Evidence-based non-medical treatment rather than medical treatment of low back pain with radiculopathy
A new systematic literature review recommends evidence-based non-pharmacological treatment in the form of manual treatment, rehabilitation, and patient education rather than pharmacological treatment of low back pain with radiculopathy.
However, there are exceptions: the literature review does not recommend passive non-pharmacological modalities such as ultrasound, PENS, TENS, and interferential therapy
The aim of the systematic literature review was to identify evidence-based rehabilitation interventions for persons with non-specific low back pain (LBP) with and without radiculopathy and to develop recommendations from high-quality clinical practice guidelines (CPGs) to inform the World Health Organization’s (WHO) Package of Interventions for Rehabilitation (PIR).
Clinical guidelines that dealt with both non- pharmacological and pharmacological treatment of low back pain with or without radiculopathy in adults aged 18 and over were included in the literature review.
To be considered, a form of treatment had to aim to improve the patient's function or everyday life, and forms of treatment that are used by e.g., medical doctors, physiotherapists, chiropractors, osteopaths, and occupational therapists.
The literature review was carried out by a research team consisting of researchers from Canada, Italy, and the USA. Read the scientific article in the link below.
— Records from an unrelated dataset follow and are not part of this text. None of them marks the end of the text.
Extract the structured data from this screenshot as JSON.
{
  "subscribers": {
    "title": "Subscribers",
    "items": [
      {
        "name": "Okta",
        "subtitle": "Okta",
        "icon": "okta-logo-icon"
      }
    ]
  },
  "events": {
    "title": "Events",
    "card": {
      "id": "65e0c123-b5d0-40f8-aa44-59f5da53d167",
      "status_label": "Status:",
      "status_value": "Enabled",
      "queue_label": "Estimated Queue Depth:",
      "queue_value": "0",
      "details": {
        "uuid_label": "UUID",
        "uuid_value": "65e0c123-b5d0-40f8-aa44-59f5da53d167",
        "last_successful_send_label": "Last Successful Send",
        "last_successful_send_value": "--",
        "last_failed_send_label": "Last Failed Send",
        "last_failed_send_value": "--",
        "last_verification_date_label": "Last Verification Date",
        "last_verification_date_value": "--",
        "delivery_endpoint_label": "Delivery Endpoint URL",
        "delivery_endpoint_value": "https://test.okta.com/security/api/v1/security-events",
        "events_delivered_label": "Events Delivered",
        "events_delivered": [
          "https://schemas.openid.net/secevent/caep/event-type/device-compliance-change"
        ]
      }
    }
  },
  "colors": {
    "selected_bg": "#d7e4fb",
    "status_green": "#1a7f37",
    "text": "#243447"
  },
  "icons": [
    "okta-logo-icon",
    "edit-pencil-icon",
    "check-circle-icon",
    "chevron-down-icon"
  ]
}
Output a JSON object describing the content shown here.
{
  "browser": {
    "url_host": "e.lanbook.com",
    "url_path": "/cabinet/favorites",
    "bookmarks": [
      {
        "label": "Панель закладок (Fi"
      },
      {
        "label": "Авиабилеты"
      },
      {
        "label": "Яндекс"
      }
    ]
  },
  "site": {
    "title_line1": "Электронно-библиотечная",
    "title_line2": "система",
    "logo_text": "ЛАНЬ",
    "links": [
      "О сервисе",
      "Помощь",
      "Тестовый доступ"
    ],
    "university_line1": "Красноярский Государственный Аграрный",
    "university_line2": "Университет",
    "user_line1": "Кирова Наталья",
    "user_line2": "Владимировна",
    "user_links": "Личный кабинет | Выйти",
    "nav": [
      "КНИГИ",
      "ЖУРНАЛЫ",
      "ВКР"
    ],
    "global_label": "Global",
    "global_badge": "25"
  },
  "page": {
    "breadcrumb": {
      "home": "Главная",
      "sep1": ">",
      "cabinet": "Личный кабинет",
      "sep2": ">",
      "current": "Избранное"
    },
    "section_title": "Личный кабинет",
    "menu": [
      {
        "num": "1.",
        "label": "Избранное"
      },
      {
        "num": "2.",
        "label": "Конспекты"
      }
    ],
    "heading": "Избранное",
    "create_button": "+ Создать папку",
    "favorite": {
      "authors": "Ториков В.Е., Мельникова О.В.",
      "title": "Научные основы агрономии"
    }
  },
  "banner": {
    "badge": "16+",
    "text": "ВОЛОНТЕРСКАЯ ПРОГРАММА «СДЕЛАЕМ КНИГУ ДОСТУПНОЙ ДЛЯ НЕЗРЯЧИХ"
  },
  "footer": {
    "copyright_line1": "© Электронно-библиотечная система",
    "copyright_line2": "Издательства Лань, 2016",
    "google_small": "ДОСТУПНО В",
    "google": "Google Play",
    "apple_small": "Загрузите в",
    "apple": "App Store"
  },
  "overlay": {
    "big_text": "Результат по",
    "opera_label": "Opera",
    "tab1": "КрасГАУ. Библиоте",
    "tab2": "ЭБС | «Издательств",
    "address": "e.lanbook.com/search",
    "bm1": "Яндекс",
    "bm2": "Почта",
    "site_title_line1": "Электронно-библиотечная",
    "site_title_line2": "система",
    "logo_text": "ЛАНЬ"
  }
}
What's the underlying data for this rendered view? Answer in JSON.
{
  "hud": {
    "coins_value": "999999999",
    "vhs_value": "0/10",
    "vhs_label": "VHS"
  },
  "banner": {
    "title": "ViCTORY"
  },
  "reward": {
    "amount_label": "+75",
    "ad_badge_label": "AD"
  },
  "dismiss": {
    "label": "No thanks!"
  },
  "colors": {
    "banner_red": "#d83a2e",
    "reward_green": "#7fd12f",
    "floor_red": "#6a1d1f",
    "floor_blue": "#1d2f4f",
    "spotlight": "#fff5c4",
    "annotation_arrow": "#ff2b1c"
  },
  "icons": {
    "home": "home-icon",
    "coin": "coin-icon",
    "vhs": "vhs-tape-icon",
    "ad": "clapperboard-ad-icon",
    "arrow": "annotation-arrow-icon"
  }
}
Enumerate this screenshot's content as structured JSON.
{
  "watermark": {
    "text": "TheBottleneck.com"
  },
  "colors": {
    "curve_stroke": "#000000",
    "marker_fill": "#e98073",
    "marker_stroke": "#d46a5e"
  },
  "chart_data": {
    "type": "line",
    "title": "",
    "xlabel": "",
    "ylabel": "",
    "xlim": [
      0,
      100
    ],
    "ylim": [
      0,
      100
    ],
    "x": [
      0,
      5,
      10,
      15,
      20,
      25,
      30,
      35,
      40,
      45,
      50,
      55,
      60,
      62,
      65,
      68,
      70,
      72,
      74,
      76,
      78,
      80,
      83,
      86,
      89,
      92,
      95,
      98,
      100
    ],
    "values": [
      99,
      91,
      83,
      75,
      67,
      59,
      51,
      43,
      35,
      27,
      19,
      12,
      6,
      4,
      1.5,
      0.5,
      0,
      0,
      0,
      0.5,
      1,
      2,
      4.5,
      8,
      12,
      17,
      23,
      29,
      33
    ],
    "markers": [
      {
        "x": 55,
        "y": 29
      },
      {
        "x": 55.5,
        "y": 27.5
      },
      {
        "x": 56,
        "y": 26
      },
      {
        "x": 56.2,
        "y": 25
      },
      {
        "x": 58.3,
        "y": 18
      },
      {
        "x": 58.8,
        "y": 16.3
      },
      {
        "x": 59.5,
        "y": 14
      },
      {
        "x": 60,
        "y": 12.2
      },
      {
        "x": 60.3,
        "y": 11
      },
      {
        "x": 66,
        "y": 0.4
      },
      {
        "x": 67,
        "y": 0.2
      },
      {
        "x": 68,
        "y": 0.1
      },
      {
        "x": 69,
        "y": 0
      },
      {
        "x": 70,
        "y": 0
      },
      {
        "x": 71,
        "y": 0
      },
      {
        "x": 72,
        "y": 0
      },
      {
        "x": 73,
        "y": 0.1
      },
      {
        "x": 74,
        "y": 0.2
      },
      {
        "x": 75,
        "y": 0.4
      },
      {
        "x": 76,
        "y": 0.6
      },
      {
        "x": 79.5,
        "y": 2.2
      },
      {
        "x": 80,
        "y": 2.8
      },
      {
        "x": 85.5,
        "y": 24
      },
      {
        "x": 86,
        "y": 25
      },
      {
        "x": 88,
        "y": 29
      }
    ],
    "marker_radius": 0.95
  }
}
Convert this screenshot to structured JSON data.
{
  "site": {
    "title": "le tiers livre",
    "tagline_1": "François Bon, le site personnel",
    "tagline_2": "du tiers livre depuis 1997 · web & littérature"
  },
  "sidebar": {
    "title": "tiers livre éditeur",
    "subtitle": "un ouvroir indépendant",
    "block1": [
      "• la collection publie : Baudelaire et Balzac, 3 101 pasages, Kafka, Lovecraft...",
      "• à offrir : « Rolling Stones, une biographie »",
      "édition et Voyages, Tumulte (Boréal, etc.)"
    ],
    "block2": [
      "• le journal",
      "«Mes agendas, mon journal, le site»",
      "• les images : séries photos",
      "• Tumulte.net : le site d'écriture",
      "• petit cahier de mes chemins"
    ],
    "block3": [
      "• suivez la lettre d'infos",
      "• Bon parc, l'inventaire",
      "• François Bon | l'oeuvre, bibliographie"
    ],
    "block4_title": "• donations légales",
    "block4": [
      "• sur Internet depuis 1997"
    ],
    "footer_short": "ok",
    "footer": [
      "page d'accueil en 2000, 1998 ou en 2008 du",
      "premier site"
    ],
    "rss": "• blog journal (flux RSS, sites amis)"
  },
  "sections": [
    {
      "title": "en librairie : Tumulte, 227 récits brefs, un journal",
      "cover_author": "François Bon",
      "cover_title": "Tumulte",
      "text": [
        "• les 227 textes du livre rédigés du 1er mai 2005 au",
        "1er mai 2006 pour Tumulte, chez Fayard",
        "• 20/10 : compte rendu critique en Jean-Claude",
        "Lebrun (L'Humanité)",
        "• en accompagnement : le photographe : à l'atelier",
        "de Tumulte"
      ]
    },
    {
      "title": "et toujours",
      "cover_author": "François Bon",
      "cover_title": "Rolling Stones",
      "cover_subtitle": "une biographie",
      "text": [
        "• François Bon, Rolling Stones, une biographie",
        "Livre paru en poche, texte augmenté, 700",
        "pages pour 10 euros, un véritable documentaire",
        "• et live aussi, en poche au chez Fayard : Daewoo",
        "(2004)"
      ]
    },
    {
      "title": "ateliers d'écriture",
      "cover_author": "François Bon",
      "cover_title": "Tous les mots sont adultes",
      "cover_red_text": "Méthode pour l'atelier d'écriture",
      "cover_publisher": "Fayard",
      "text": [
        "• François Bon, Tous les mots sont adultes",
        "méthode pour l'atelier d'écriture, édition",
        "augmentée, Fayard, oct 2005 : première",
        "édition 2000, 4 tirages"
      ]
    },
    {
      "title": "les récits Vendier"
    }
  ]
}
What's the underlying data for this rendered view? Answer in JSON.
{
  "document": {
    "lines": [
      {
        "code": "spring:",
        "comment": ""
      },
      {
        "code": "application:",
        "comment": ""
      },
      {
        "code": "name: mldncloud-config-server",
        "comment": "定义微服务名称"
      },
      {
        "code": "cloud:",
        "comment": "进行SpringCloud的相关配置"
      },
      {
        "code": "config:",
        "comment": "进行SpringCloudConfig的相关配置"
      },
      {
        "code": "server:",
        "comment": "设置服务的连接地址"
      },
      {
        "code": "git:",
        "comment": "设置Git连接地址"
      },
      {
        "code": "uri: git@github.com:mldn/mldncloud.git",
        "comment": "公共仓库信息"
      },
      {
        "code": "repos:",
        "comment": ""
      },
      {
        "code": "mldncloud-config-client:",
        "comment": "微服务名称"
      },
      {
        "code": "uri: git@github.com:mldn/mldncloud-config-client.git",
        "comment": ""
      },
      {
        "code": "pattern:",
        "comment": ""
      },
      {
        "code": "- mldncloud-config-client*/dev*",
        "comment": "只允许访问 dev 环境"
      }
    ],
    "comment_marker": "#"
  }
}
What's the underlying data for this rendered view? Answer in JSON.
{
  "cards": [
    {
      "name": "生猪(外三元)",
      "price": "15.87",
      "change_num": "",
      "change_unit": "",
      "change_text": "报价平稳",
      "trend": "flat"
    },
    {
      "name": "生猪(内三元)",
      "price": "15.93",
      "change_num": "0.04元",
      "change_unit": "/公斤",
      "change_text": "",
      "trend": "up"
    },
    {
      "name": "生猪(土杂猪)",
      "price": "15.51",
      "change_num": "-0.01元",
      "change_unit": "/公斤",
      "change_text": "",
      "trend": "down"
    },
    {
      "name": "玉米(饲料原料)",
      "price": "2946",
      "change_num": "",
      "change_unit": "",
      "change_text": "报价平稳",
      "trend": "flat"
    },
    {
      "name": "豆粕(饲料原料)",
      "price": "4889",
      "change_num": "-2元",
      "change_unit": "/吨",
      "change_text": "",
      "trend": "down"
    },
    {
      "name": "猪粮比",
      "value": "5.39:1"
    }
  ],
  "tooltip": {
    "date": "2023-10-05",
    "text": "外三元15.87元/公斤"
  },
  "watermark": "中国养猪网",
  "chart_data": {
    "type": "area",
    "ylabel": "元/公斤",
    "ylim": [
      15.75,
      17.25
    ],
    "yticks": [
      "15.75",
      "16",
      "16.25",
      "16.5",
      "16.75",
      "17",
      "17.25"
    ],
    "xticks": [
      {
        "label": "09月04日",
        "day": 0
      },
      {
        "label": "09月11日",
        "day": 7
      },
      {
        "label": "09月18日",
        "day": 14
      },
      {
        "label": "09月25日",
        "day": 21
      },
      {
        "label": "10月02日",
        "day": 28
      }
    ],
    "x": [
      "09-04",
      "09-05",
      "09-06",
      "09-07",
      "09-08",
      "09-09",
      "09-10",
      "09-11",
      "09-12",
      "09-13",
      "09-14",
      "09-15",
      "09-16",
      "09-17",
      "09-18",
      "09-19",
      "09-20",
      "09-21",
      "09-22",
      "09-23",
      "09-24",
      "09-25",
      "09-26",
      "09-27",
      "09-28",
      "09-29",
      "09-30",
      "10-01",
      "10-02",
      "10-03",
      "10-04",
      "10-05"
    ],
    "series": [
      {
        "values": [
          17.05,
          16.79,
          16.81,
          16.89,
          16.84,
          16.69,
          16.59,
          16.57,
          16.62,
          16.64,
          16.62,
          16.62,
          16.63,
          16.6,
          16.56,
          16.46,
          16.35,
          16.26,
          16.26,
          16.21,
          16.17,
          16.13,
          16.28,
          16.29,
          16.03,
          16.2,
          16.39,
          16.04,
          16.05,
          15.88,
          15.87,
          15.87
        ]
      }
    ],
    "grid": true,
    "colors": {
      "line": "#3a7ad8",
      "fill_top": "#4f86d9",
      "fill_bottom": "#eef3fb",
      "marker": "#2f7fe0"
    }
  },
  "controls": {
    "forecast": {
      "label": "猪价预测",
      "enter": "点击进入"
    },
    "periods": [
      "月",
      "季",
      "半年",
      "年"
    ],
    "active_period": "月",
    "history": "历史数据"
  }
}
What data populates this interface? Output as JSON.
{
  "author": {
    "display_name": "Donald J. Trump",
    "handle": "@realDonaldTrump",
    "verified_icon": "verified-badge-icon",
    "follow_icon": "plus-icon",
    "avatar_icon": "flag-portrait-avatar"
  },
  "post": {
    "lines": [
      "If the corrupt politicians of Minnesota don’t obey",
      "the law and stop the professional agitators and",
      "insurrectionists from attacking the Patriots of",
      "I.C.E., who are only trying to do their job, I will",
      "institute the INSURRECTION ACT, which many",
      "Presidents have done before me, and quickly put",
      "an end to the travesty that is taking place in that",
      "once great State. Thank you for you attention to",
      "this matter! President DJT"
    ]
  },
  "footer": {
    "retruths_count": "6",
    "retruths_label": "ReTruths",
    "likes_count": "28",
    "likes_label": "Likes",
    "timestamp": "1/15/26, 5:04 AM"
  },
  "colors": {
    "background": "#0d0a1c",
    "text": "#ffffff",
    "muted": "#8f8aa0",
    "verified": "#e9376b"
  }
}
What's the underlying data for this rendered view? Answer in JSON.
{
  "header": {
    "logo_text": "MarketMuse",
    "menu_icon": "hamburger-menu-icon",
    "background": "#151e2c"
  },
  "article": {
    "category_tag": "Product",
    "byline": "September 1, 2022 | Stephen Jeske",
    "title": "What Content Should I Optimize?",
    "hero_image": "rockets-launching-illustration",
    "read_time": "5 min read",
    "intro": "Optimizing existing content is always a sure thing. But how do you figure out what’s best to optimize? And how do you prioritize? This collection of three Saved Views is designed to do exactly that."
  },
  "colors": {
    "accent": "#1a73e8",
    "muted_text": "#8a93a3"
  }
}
Zaina F, Côté P, Cancelliere C, Di Felice F, Donzelli S, Rauch A, Verville L, Negrini S, Nordin M. A systematic review of Clinical Practice Guidelines for persons with non-specific low back pain with and without radiculopathy: Identification of best evidence for rehabilitation to develop the WHO’s Package of Interventions for Rehabilitation. Archives of Physical Medicine and Rehabilitation 2023.